Written by Monthon Arayangkoon and Sompope Vejchapipat
Directed by Monthon Arayangkoon
2007, Region 2 (PAL), 110 minutes, Rated 18
DVD released on 4th June 2012
Inthira Chaloenpura as Chalini
Chutcha Rujinanon as Nuanchavee
Komsun Nuntachit as Chalerm
Kongdech Jaturanrasamee as Utis
Nutthawat Plengsiriwat as Chant
Natthakan Thayutajaruwit as Chamchuree
Vorapoj Nimvijit as Vasan
A series of mysterious murders that happen to three separate couples over a long period of time intrigue a young journalist who finds their only common link is an old house that seems to change these people’s lives forever.
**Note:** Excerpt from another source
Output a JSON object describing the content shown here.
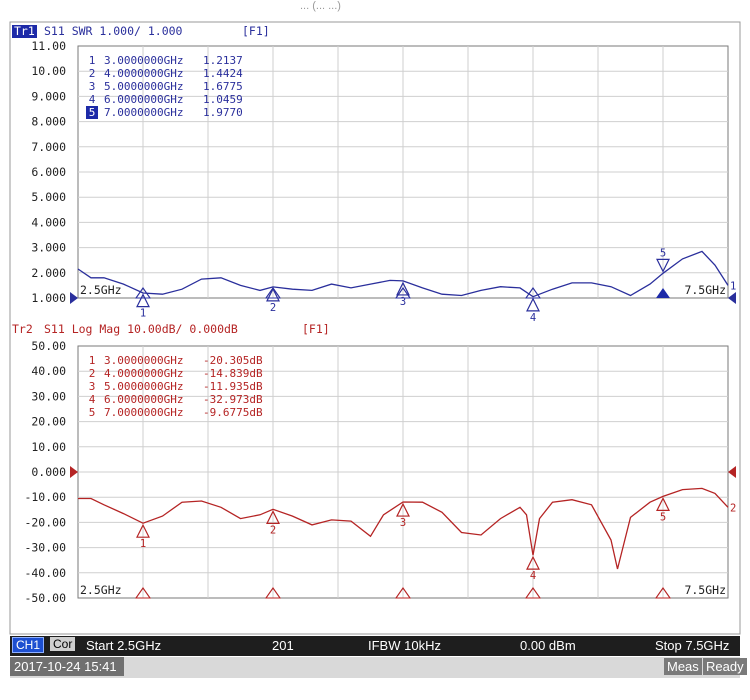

As she delves more into the mystery, her own life begins to change and the danger of what lies in that house becomes a scary reality, but is she too late change a course that seems so set?
The ideas that run through The House are definitely intriguing and a good foundation for an eerie thriller, but a number of things hold it back from being the horror it could be. It suffers mainly in its pacing, where it should be slow and creepy; it escalates too quickly and shows too much too soon ruining the suspense which Asian horror usually does so perfectly. This genre always walks that fine line between cool/creepy and just plain confusing; The House pretty much dances all over that line before shooting off into the just plain confusing area without retaining anything remotely creepy. By the end of the film there are far more questions than when it began which is never a good sign.
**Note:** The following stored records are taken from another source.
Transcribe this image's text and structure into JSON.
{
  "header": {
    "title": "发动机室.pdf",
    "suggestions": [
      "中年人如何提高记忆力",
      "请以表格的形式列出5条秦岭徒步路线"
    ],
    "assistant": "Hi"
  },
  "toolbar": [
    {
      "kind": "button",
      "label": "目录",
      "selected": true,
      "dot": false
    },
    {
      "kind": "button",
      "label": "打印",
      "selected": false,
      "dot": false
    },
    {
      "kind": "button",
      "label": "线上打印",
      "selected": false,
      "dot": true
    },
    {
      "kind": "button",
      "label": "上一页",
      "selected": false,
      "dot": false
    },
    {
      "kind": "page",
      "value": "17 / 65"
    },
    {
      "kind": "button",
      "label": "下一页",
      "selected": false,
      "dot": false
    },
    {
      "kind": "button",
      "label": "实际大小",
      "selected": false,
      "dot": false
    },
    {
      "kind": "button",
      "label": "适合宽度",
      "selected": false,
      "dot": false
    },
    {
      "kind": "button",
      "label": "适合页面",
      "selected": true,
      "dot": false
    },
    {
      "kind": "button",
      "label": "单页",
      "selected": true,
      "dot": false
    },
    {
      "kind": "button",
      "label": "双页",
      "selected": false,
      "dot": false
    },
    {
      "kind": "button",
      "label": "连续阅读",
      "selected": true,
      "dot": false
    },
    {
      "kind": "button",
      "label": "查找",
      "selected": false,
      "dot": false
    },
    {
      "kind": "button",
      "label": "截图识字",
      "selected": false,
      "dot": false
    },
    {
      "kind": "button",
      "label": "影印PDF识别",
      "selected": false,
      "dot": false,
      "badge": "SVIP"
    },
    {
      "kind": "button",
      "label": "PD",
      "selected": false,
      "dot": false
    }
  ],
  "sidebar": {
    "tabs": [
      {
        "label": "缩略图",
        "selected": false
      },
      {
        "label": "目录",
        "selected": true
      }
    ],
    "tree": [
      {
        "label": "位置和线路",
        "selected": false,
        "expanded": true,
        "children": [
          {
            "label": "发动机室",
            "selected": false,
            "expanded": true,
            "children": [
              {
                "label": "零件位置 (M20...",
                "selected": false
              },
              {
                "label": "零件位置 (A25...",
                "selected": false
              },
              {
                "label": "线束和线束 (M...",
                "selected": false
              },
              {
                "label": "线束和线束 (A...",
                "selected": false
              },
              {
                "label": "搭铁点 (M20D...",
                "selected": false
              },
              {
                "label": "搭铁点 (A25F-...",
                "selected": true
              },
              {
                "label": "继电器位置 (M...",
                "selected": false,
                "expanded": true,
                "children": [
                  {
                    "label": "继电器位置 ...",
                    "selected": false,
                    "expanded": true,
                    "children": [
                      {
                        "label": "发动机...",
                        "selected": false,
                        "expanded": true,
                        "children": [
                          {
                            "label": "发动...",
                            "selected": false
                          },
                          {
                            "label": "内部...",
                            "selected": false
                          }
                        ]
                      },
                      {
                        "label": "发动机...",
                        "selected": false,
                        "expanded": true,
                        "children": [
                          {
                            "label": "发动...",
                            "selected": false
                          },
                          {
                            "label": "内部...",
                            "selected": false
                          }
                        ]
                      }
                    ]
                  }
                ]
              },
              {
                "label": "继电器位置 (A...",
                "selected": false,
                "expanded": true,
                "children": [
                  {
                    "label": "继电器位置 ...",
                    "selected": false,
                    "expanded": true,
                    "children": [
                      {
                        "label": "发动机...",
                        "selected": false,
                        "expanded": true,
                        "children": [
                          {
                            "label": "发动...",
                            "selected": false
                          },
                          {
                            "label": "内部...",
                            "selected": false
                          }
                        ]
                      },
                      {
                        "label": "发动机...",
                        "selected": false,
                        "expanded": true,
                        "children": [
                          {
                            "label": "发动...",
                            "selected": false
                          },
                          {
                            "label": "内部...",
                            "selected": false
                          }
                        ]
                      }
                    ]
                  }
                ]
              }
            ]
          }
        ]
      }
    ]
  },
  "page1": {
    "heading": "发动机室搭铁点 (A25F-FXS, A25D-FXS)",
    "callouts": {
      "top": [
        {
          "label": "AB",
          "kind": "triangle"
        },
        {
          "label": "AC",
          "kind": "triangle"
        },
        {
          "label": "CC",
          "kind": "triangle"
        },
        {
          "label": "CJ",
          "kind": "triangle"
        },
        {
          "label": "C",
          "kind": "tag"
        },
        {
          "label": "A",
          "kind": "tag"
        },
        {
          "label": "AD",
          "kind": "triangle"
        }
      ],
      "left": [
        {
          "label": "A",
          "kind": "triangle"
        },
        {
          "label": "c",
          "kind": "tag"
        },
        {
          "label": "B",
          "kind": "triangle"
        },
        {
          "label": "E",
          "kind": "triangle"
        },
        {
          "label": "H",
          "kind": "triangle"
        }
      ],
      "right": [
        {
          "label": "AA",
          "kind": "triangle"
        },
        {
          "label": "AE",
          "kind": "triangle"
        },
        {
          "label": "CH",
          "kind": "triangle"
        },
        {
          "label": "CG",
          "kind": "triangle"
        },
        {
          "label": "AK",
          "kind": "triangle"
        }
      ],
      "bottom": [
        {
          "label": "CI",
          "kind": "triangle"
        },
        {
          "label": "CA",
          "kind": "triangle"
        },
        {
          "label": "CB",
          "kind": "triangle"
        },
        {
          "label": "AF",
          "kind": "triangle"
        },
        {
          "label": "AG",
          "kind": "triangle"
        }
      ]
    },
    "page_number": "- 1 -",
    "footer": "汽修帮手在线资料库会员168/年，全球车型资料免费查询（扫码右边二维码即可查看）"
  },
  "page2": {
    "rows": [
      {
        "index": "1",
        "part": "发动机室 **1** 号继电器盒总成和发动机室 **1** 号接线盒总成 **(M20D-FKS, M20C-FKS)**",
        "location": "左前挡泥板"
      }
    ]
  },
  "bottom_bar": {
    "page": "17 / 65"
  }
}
There is also far too much overacting especially from Inthira Chaloenpura as Chalini, the lead journalist investigating the series of murders that have been associated with the house. Too many times it seems she is pre-empting something, leading the audience to be prepared for jumps that could have been surprises. The first time she gets near the house she is overly cautious and looks around almost in a comical cartoon Scooby Doo way. Had she toned it down a notch or two, the performance would have been more believable and we would be more involved in the story.
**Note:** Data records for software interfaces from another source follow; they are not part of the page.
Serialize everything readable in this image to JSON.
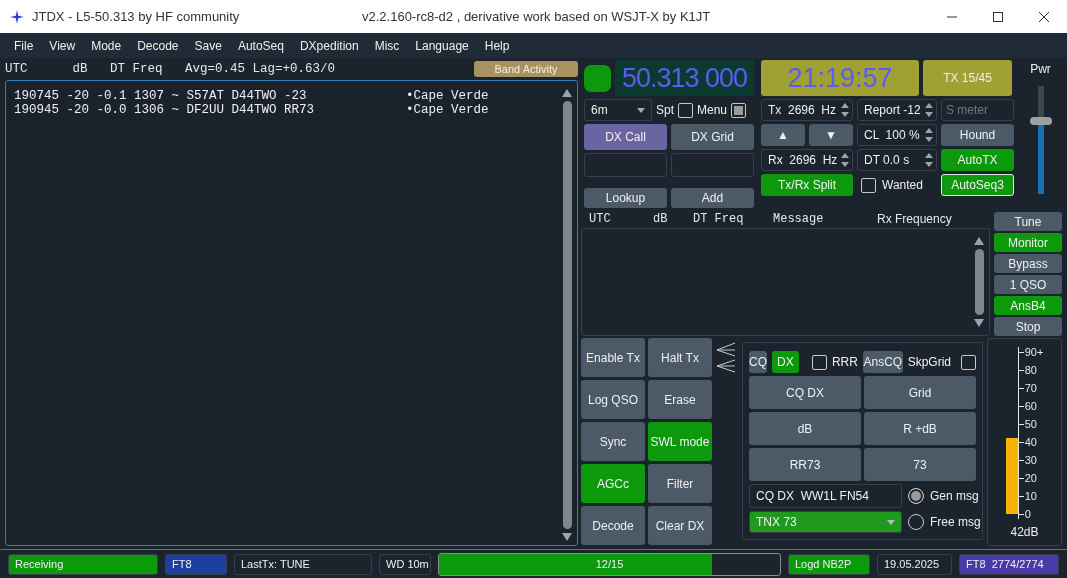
{
  "window": {
    "title": "JTDX - L5-50.313  by HF community",
    "subtitle": "v2.2.160-rc8-d2 , derivative work based on WSJT-X by K1JT"
  },
  "menu": [
    "File",
    "View",
    "Mode",
    "Decode",
    "Save",
    "AutoSeq",
    "DXpedition",
    "Misc",
    "Language",
    "Help"
  ],
  "band_activity": {
    "header": "UTC      dB   DT Freq   Avg=0.45 Lag=+0.63/0",
    "button": "Band Activity",
    "lines": [
      {
        "text": "190745 -20 -0.1 1307 ~ S57AT D44TWO -23",
        "country": "•Cape Verde"
      },
      {
        "text": "190945 -20 -0.0 1306 ~ DF2UU D44TWO RR73",
        "country": "•Cape Verde"
      }
    ]
  },
  "frequency": "50.313 000",
  "band": "6m",
  "spot": {
    "label": "Spt",
    "checked": false
  },
  "menu_toggle": {
    "label": "Menu",
    "checked": true
  },
  "dx_call": {
    "label": "DX Call",
    "selected": true
  },
  "dx_grid": {
    "label": "DX Grid",
    "selected": false
  },
  "lookup": "Lookup",
  "add": "Add",
  "clock": "21:19:57",
  "tx_period": "TX 15/45",
  "spin_fields": [
    {
      "value": "Tx  2696  Hz"
    },
    {
      "value": "Report -12"
    },
    {
      "value": "CL  100 %"
    },
    {
      "value": "Rx  2696  Hz"
    },
    {
      "value": "DT 0.0 s"
    }
  ],
  "s_meter": {
    "placeholder": "S meter"
  },
  "freq_buttons": [
    "▲",
    "▼"
  ],
  "hound": {
    "label": "Hound",
    "on": false
  },
  "autotx": {
    "label": "AutoTX",
    "on": true
  },
  "split": {
    "label": "Tx/Rx Split",
    "on": true
  },
  "wanted": {
    "label": "Wanted",
    "checked": false
  },
  "autoseq": {
    "label": "AutoSeq3",
    "on": true
  },
  "power": {
    "label": "Pwr",
    "level": 0.68
  },
  "rx_frequency": {
    "columns": [
      "UTC",
      "dB",
      "DT Freq",
      "Message",
      "Rx Frequency"
    ]
  },
  "side_buttons": [
    {
      "label": "Tune",
      "on": false
    },
    {
      "label": "Monitor",
      "on": true
    },
    {
      "label": "Bypass",
      "on": false
    },
    {
      "label": "1 QSO",
      "on": false
    },
    {
      "label": "AnsB4",
      "on": true
    },
    {
      "label": "Stop",
      "on": false
    }
  ],
  "control_buttons": [
    {
      "label": "Enable Tx",
      "on": false
    },
    {
      "label": "Halt Tx",
      "on": false
    },
    {
      "label": "Log QSO",
      "on": false
    },
    {
      "label": "Erase",
      "on": false
    },
    {
      "label": "Sync",
      "on": false
    },
    {
      "label": "SWL mode",
      "on": true
    },
    {
      "label": "AGCc",
      "on": true
    },
    {
      "label": "Filter",
      "on": false
    },
    {
      "label": "Decode",
      "on": false
    },
    {
      "label": "Clear DX",
      "on": false
    }
  ],
  "tx_panel": {
    "cq": {
      "label": "CQ",
      "on": false
    },
    "dx": {
      "label": "DX",
      "on": true
    },
    "rrr": {
      "label": "RRR",
      "checked": false
    },
    "anscq": {
      "label": "AnsCQ",
      "on": false
    },
    "skpgrid": {
      "label": "SkpGrid",
      "checked": false
    },
    "messages": [
      "CQ DX",
      "Grid",
      "dB",
      "R +dB",
      "RR73",
      "73"
    ],
    "gen_message": "CQ DX  WW1L FN54",
    "free_message": "TNX 73",
    "modes": [
      {
        "label": "Gen msg",
        "selected": true
      },
      {
        "label": "Free msg",
        "selected": false
      }
    ]
  },
  "signal_meter": {
    "ticks": [
      "90+",
      "80",
      "70",
      "60",
      "50",
      "40",
      "30",
      "20",
      "10",
      "0"
    ],
    "level": 0.47,
    "reading": "42dB"
  },
  "status_bar": [
    {
      "kind": "text",
      "text": "Receiving",
      "color": "#0a9a0a"
    },
    {
      "kind": "text",
      "text": "FT8",
      "color": "#1e3fa0"
    },
    {
      "kind": "text",
      "text": "LastTx: TUNE",
      "color": "#1b232c"
    },
    {
      "kind": "text",
      "text": "WD 10m",
      "color": "#1b232c"
    },
    {
      "kind": "progress",
      "text": "12/15",
      "level": 0.8
    },
    {
      "kind": "text",
      "text": "Logd NB2P",
      "color": "#0a9a0a"
    },
    {
      "kind": "text",
      "text": "19.05.2025",
      "color": "#1b232c"
    },
    {
      "kind": "text",
      "text": "FT8  2774/2774",
      "color": "#4a3aa8"
    }
  ]
}
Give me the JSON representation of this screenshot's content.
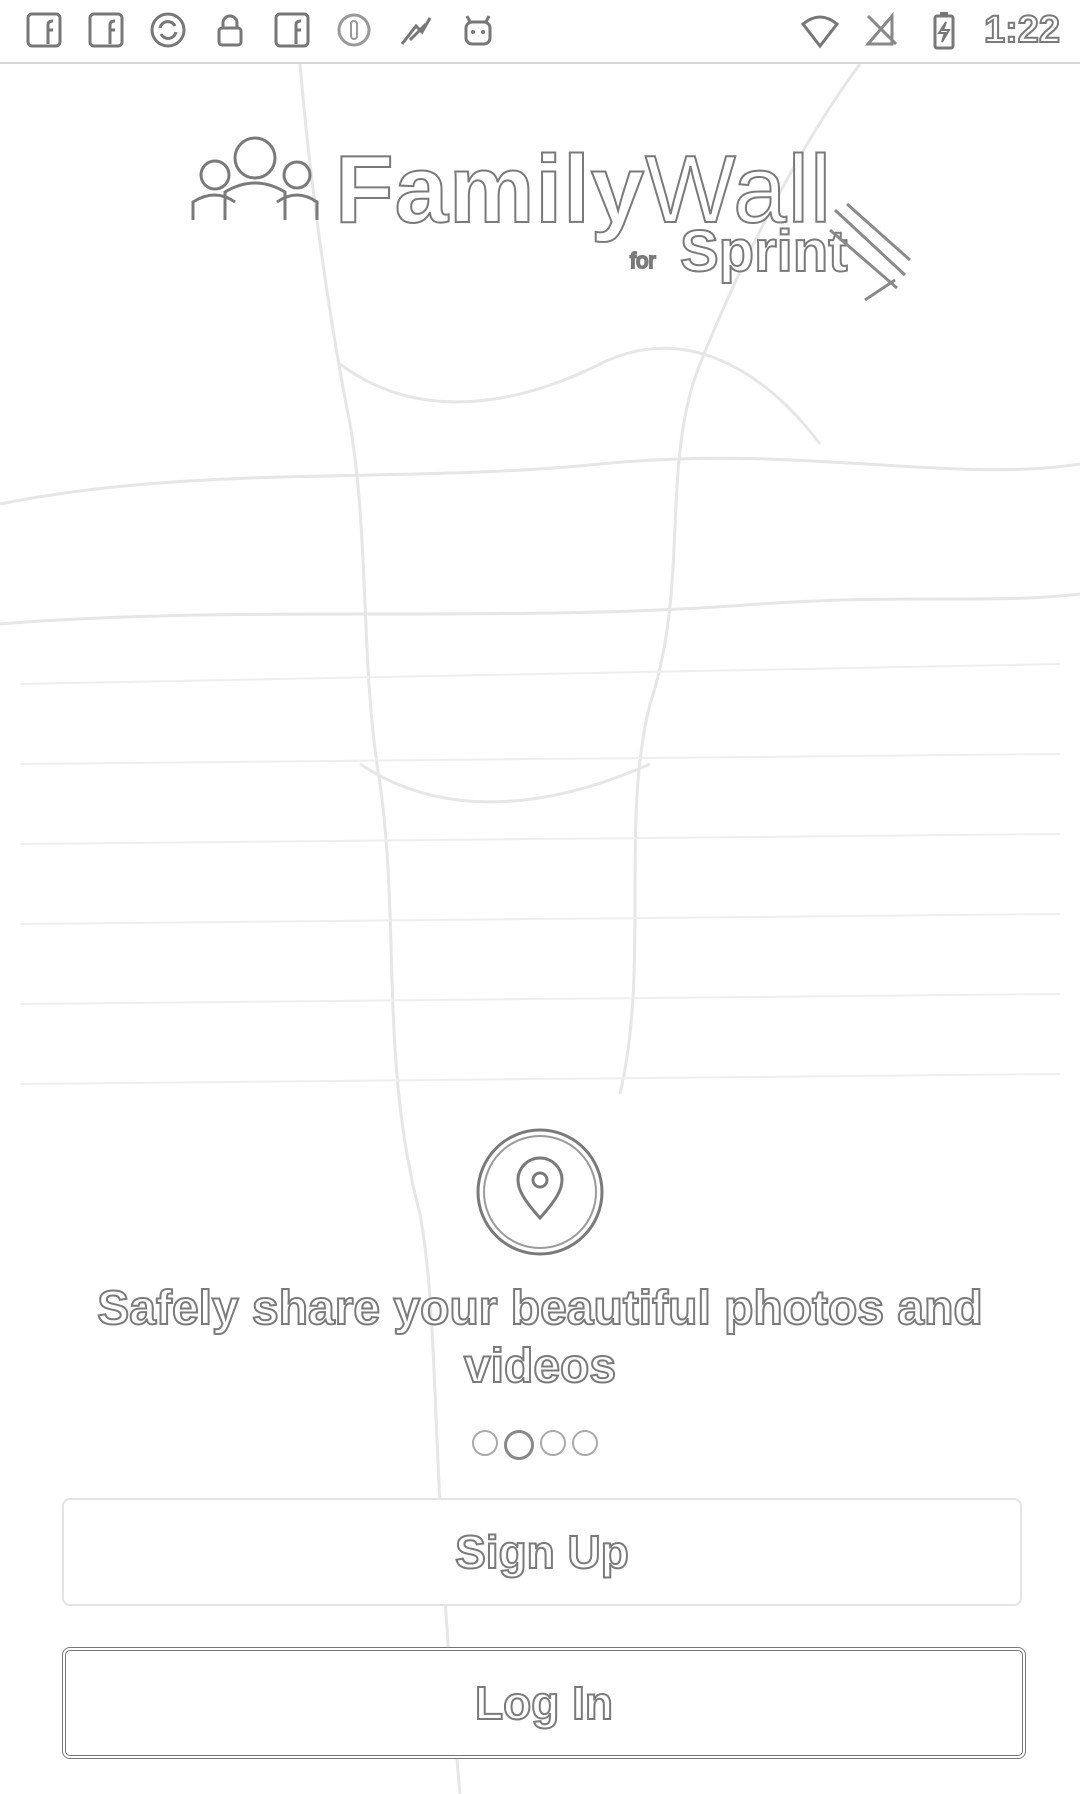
{
  "status_bar": {
    "left_icons": [
      "facebook-icon",
      "facebook-icon",
      "sync-icon",
      "lock-icon",
      "facebook-icon",
      "circle-i-icon",
      "fake-gps-icon",
      "android-icon"
    ],
    "right_icons": [
      "wifi-icon",
      "no-sim-icon",
      "battery-charging-icon"
    ],
    "time": "1:22"
  },
  "logo": {
    "family": "Family",
    "wall": "Wall",
    "for": "for",
    "sprint": "Sprint"
  },
  "onboarding": {
    "icon": "location-pin-icon",
    "caption": "Safely share your beautiful photos and videos",
    "pages_total": 4,
    "active_page": 2
  },
  "buttons": {
    "signup_label": "Sign Up",
    "login_label": "Log In"
  }
}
There is a great soundtrack that runs throughout though; it builds up with the film to its finale as it is quite subtle at first, but increases as the film does which was a good technique.
Although these elements do make this a hard watch at times, The House is intriguing up to a point and the style is effective, it’s just not executed in the best possible way. It’s one of those, “it’s not all bad…but…” scenarios. Better luck next time.
Video and Audio:
Video and audio were both pretty good considering how dark the movie gets at times and also taking in account the fairly low budget feature.
Alas, there are none except for a trailer but who really needs that when you’ve just watched the whole thing?